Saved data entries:
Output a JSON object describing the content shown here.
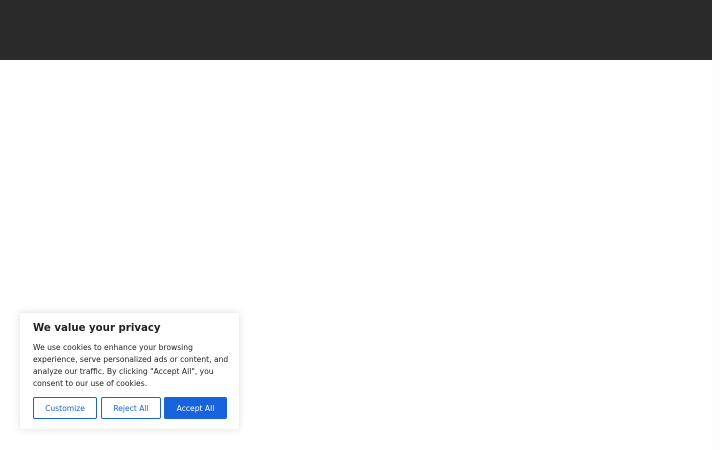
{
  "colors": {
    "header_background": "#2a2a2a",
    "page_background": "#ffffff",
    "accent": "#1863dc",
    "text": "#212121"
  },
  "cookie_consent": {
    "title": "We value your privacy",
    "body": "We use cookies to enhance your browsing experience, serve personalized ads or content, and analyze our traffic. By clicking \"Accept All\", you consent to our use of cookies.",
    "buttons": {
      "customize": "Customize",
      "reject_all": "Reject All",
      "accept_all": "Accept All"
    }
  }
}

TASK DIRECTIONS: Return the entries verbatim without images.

WRITTEN ANSWER:
Output a JSON object describing the content shown here.
{
  "colors": {
    "header_background": "#2a2a2a",
    "page_background": "#ffffff",
    "accent": "#1863dc",
    "text": "#212121"
  },
  "cookie_consent": {
    "title": "We value your privacy",
    "body": "We use cookies to enhance your browsing experience, serve personalized ads or content, and analyze our traffic. By clicking \"Accept All\", you consent to our use of cookies.",
    "buttons": {
      "customize": "Customize",
      "reject_all": "Reject All",
      "accept_all": "Accept All"
    }
  }
}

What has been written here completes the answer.